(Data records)
□ □ □ □

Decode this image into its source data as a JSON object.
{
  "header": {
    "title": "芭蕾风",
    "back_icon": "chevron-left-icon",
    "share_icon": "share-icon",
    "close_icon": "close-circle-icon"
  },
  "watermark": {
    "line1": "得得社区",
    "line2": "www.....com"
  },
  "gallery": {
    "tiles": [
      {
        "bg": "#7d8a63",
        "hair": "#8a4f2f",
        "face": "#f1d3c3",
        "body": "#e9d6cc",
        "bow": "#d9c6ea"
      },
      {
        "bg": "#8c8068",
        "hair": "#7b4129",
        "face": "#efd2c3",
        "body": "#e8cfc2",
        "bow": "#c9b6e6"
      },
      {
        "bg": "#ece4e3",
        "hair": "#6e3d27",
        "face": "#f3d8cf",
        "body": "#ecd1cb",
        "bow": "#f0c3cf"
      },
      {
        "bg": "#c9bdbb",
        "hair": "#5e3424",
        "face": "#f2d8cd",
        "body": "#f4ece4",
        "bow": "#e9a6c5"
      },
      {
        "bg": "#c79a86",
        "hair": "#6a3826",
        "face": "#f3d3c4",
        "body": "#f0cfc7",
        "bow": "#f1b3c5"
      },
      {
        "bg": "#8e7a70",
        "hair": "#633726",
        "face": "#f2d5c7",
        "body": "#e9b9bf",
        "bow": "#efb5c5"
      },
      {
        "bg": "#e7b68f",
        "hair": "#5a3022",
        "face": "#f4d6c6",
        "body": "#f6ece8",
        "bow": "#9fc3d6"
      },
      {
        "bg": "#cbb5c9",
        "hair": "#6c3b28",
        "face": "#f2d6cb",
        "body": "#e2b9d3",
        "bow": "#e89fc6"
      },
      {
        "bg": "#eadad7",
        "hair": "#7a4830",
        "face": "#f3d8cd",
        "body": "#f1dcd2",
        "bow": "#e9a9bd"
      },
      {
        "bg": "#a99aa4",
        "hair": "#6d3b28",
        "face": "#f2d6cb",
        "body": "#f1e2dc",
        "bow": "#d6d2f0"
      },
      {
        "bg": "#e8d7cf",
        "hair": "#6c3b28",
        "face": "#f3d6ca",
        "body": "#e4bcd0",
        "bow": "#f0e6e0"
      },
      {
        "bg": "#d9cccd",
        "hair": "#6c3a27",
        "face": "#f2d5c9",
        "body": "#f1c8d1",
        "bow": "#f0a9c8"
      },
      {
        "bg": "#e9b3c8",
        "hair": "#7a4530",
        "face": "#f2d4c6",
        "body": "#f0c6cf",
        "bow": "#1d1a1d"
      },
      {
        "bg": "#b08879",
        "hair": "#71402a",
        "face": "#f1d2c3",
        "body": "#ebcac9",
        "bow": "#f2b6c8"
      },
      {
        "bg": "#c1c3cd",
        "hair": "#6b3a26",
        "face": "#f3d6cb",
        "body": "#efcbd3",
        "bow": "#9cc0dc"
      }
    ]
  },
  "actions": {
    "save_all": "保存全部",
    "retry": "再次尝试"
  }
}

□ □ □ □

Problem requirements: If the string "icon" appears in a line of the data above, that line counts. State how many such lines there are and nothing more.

Exercise solution: 3